I thought about these principles as I listened to a mom of four-year-old fraternal twin daughters talk about her parenting challenges. Neither of the girls sleeps through the night. One, whom I’ll call Riley, has difficulty separating from her mother at preschool. Once she settles down, Riley has trouble focusing, sitting still, or soothing herself. She only feels better when her sister is at her side. Understandably, her sister very much resents Riley’s neediness and complains bitterly about how she is burdened by her sister’s behavior. The mother resents how much control Riley exacts both in and outside of the house. For example, if the family goes on an outing, Riley whines and complains that she wants to go home as soon as they arrive.
The mom realizes that she has difficulty setting boundaries and enforcing consistent limits. In fact, when we arranged for the consultation, she presumed that I would evaluate the children rather than speak with her. I do not feel comfortable seeing children in the initial consultation because so much can be gleaned from the parents’ subjective perspectives and their histories with their own parents. The mother told me that both she and her husband had lost their fathers—her husband’s dad died when he was a young child, and her dad passed away about six years prior. She cried when she recalled the death of her father; the loss still evokes tremendous grief and pain for her.
This mom is a well-educated woman and understands that adequate sleep and a healthy diet are integral to a child’s well-being. Nonetheless, she has acclimated to her girls’ disruptive nocturnal routine. She feels a sense of failure and shame when other mothers remark that their children are sleeping well. Although she admits that she and the girls are sleep deprived, both she and her husband are uncomfortable with letting the girls cry. The parents rock the twins to sleep, the girls wake up multiple times in the middle of the night, and the parents allow the twins into the adults’ bed after a few failed attempts to make the girls go back to sleep.
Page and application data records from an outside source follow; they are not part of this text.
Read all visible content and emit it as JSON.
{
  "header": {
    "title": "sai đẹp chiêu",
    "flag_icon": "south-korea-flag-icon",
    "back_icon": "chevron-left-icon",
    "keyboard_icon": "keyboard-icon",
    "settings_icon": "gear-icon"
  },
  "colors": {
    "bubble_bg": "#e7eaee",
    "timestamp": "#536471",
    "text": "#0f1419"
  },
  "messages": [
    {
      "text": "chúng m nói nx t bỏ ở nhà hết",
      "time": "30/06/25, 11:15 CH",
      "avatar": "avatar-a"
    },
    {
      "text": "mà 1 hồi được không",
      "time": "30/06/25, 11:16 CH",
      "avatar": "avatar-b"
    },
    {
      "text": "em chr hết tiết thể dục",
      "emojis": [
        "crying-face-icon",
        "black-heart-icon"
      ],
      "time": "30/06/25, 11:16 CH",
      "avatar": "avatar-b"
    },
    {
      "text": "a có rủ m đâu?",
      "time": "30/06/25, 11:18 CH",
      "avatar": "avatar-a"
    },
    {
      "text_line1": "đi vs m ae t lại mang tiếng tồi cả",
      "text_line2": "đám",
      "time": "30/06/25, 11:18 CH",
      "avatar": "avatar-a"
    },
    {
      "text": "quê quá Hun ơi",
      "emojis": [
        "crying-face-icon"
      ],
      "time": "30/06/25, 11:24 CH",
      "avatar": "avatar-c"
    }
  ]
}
The speech at my son’s graduation, delivered by a high-ranking CEO, impressed upon the audience that if we never get out of our comfort zone, we will miss out on tremendous personal growth and creativity. Along the same lines, persisting with parenting practices that are unhealthy for us and our children can pose serious difficulties. Many of us are reluctant to try new routines for fear of creating more chaos, especially since new strategies are no guarantees of success. Nonetheless, trying new approaches and possibly failing are precisely the issues we need to confront. Since parenting is so much about finding a balance between love and limits, the wisest course is to face our fears, adopt new practices, and figure out what works for our families.